For the vast majority of people, serial numbers are incomprehensible numbers and letters that don’t really mean much. They’re in small font on the back of your phone and you don’t really pay them much attention. Until now. Serial numbers are actually much more interesting than it first appear. The saying don’t judge a book by its cover could also be converted to don’t judge a serial by its number. The information they can tell you about your device is revealing, from exactly when it was made to what machine and factory it was made in. Here’s how to find out all that about your iPhone and much more.
Locating your serial number
1. Open Settings.
2. Tap General.
3. Tap ‘About’.
4. Scroll down until you see your serial number.

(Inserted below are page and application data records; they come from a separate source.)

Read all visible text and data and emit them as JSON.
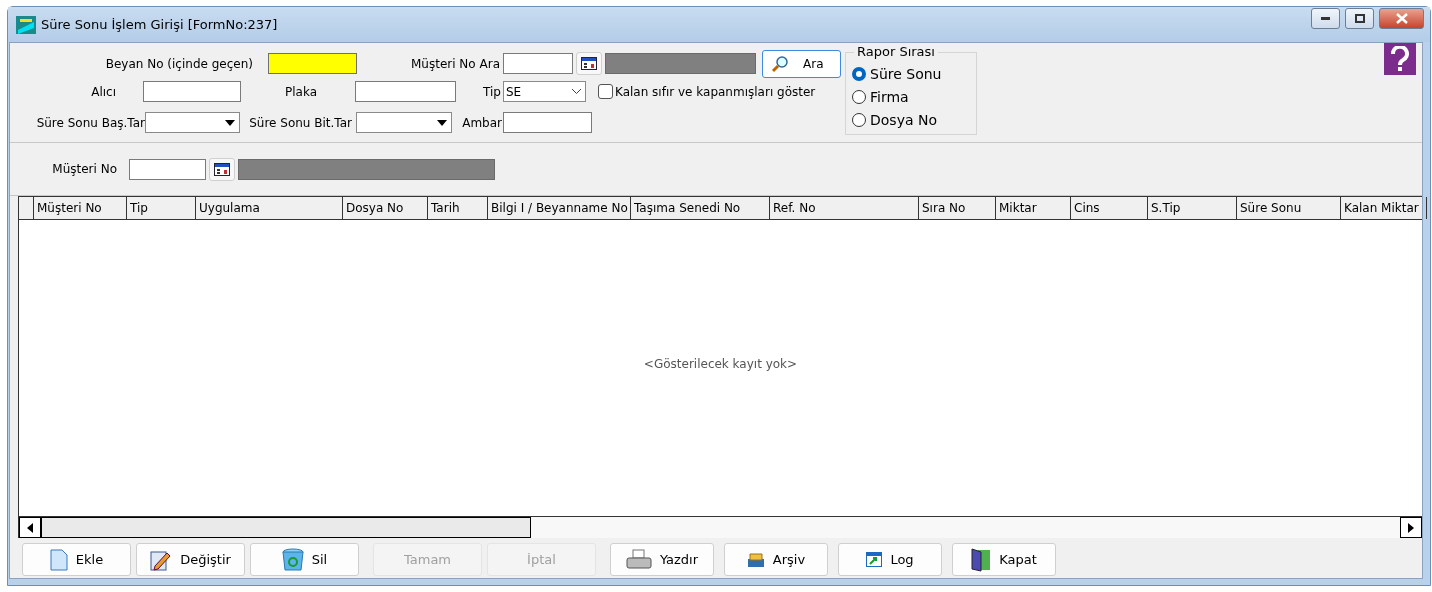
{
  "window": {
    "title": "Süre Sonu İşlem Girişi [FormNo:237]"
  },
  "filters": {
    "beyan_no": {
      "label": "Beyan No (içinde geçen)",
      "focused": true
    },
    "musteri_ara": {
      "label": "Müşteri No Ara",
      "button": "Ara"
    },
    "alici": {
      "label": "Alıcı",
      "focused": false
    },
    "plaka": {
      "label": "Plaka",
      "focused": false
    },
    "tip": {
      "label": "Tip",
      "value": "SE"
    },
    "show_closed": {
      "label": "Kalan sıfır ve kapanmışları göster",
      "checked": false
    },
    "bas_tar": {
      "label": "Süre Sonu Baş.Tar"
    },
    "bit_tar": {
      "label": "Süre Sonu Bit.Tar"
    },
    "ambar": {
      "label": "Ambar",
      "focused": false
    }
  },
  "report_order": {
    "title": "Rapor Sırası",
    "options": [
      {
        "label": "Süre Sonu",
        "selected": true
      },
      {
        "label": "Firma",
        "selected": false
      },
      {
        "label": "Dosya No",
        "selected": false
      }
    ]
  },
  "customer": {
    "label": "Müşteri No"
  },
  "table": {
    "columns": [
      "Müşteri No",
      "Tip",
      "Uygulama",
      "Dosya No",
      "Tarih",
      "Bilgi I / Beyanname No",
      "Taşıma Senedi No",
      "Ref. No",
      "Sıra No",
      "Miktar",
      "Cins",
      "S.Tip",
      "Süre Sonu",
      "Kalan Miktar"
    ],
    "empty_message": "<Gösterilecek kayıt yok>"
  },
  "buttons": [
    {
      "label": "Ekle",
      "kind": "new",
      "disabled": false
    },
    {
      "label": "Değiştir",
      "kind": "edit",
      "disabled": false
    },
    {
      "label": "Sil",
      "kind": "delete",
      "disabled": false
    },
    {
      "label": "Tamam",
      "kind": "ok",
      "disabled": true
    },
    {
      "label": "İptal",
      "kind": "cancel",
      "disabled": true
    },
    {
      "label": "Yazdır",
      "kind": "print",
      "disabled": false
    },
    {
      "label": "Arşiv",
      "kind": "archive",
      "disabled": false
    },
    {
      "label": "Log",
      "kind": "log",
      "disabled": false
    },
    {
      "label": "Kapat",
      "kind": "close",
      "disabled": false
    }
  ]
}
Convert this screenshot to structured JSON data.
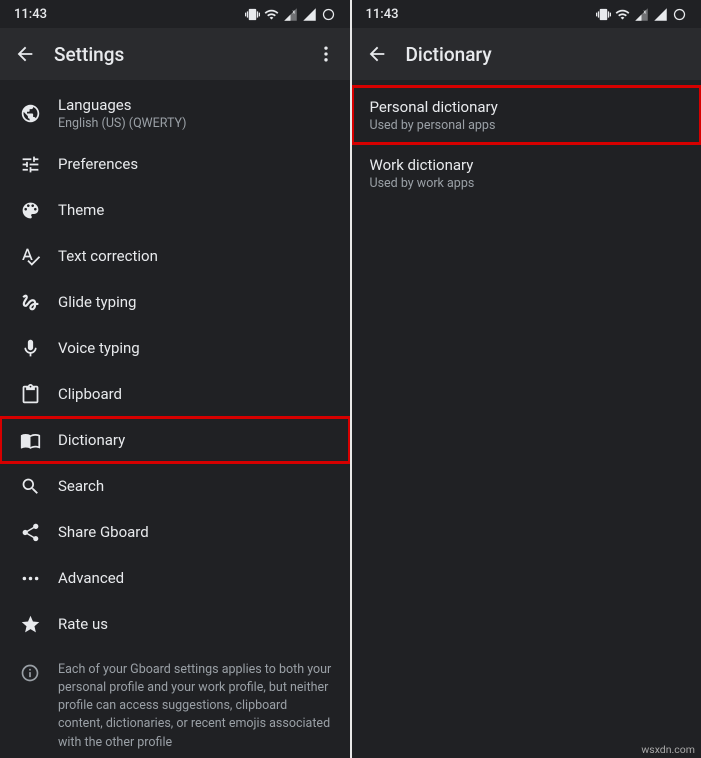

Once you’ve got your serial number, it’s time to understand it.
via Cult of Mac:
Serial number are presented in the form AABCCDDDEEF, and this is what those letters represent:
- AA = Factory and machine ID
- B = Year manufactured (this is simplified to the final digit, which means 0 = 2010; 1 = 2011; etc.)
- CC = Week of production
- DDD = Unique identifier (not the same thing as the Unique Device Identifier, or UDID)
- EE = Model and color of device
- F = Storage capacity of the device (S = 16GB; T = 32GB)
So if your serial number was 79049XXXA4S, the first to number would indicate it was assembled in factory 79 — presumably a Foxconn factory, which assembles all of Apple’s iPhones — in 2010 during week 49. A4 means it’s a black iPhone 4, while the S suggests it packs 16GB of storage.
This is certainly very revealing information, so if you have a problem with it that number alone should allow you to trace it right back to the batch and time it was made, allowing Apple to see if other iPhones made at a similar location and time also had problems.
It’s worth noting however that this method only works for certain iPhones, which are listed below:
VR0 (iPhone 2G Silver 4GB)
WH8 (iPhone 2G Silver 8GB)
0KH (iPhone 2G Silver 16GB)
Y7H (iPhone 3G Black 8GB)
Y7K (iPhone 3G Black 16GB)
3NP (iPhone 3GS Black 16GB)
3NR (iPhone 3GS Black 32GB)
3NQ (iPhone 3Gs White 16GB)
3NS (iPhone 3Gs White 32GB)
A4S (iPhone 4 Black 16GB)
A4T (iPhone 4 Black 32GB)
If your iPhone isn’t on that list, you can probably figure out some of the information about it, but not all of it as things like factory IDs and machine IDs would probably be different.
While on the topic of serial numbers, it’s also worth remembering that because of the amount of detail you can glean from it, it’s not really a good idea to throw it around on the web, especially if it’s as easy to figure out as an iPhone. Keep your serial number to yourself if you can, as it’s sort of the equivalent of a card number or phone number and something you don’t want to get into the wrong hands.